##### Exercise material #####
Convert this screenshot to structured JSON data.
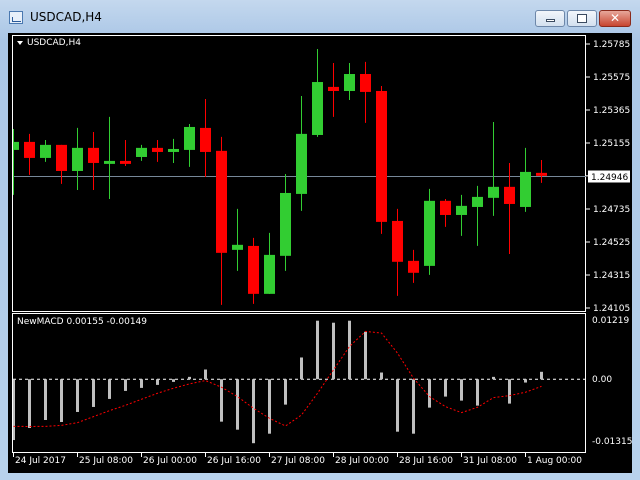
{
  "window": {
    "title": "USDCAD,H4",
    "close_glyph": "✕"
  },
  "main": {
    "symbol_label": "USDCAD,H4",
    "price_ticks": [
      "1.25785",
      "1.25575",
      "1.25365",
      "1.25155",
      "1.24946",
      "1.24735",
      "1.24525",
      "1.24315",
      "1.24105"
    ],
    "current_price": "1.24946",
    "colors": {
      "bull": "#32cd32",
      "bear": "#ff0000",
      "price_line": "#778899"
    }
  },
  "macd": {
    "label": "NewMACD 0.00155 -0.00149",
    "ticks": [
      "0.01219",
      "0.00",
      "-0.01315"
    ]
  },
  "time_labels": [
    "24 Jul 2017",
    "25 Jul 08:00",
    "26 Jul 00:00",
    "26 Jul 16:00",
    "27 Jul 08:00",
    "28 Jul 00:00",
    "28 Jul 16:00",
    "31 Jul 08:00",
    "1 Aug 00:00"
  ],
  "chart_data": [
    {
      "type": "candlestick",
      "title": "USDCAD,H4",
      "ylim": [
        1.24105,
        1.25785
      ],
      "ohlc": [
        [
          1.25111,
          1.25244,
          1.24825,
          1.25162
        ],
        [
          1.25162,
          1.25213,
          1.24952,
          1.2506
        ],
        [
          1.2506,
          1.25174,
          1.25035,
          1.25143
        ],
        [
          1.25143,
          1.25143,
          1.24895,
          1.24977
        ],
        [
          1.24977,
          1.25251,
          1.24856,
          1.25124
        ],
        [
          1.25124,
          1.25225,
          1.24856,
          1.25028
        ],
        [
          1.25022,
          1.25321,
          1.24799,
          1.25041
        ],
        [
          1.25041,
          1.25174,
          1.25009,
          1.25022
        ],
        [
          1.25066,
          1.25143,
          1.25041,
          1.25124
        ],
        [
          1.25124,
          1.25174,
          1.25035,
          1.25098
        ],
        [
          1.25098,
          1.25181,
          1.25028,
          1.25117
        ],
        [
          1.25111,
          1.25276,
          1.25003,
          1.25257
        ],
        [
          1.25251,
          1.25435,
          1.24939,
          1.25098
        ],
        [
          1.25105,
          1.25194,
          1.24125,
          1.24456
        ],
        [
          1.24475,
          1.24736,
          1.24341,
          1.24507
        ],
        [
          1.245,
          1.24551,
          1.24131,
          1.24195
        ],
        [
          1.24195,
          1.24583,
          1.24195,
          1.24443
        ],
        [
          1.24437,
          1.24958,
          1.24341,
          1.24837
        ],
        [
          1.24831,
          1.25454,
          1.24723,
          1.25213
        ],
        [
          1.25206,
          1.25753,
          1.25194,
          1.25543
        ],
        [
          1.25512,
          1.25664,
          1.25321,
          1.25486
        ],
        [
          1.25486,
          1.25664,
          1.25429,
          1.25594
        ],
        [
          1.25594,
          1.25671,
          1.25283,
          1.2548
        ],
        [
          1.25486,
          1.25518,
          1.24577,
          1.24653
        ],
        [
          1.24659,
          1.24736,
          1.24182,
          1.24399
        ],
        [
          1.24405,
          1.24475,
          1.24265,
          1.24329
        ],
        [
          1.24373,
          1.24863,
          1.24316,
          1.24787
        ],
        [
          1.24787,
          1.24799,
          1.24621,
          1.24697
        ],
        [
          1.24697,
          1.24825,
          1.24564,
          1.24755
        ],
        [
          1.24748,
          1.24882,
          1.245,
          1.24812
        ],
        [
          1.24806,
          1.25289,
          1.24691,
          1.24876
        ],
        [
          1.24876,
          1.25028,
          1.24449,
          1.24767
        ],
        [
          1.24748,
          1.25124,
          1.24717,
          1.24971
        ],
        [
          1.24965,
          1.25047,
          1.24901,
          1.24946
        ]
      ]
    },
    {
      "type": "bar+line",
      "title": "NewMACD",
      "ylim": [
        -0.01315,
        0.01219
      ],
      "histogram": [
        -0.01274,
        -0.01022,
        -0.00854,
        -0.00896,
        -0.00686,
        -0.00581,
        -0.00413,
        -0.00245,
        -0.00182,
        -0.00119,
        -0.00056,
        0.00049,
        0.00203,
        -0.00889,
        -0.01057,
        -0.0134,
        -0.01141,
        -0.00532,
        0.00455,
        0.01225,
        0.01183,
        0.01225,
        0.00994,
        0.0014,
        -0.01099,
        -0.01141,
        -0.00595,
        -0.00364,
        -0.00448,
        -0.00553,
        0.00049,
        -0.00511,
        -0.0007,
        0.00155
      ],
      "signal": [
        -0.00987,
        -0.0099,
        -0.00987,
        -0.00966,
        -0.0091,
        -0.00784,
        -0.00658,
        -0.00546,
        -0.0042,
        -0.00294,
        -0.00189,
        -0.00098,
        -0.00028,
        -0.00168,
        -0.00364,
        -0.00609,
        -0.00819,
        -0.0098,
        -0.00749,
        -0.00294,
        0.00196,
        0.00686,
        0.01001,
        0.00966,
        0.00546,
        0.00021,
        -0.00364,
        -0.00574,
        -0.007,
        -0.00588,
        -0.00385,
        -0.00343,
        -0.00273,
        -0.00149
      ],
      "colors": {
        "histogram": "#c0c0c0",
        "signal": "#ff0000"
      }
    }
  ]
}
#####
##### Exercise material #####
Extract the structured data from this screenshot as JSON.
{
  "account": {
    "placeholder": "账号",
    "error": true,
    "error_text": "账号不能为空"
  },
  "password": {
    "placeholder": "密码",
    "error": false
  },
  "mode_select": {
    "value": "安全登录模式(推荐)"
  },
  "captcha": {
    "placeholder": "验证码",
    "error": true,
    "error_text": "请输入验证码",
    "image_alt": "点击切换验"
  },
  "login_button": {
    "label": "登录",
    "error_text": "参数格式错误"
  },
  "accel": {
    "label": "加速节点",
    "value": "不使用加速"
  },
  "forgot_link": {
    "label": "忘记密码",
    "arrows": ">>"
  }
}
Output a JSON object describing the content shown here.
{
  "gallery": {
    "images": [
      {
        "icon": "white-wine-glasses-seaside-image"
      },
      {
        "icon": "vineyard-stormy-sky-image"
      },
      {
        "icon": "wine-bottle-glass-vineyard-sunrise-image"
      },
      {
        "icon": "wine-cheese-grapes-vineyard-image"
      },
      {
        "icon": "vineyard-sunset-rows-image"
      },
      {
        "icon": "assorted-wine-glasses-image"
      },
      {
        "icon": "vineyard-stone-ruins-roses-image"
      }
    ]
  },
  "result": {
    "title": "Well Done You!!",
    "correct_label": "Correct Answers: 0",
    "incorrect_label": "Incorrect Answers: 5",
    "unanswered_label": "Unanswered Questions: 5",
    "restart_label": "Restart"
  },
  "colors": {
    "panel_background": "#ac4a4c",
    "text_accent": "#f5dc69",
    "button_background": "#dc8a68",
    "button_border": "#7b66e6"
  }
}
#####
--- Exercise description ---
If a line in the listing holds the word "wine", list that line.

--- Output of the exercise ---
        "icon": "white-wine-glasses-seaside-image"
        "icon": "wine-bottle-glass-vineyard-sunrise-image"
        "icon": "wine-cheese-grapes-vineyard-image"
        "icon": "assorted-wine-glasses-image"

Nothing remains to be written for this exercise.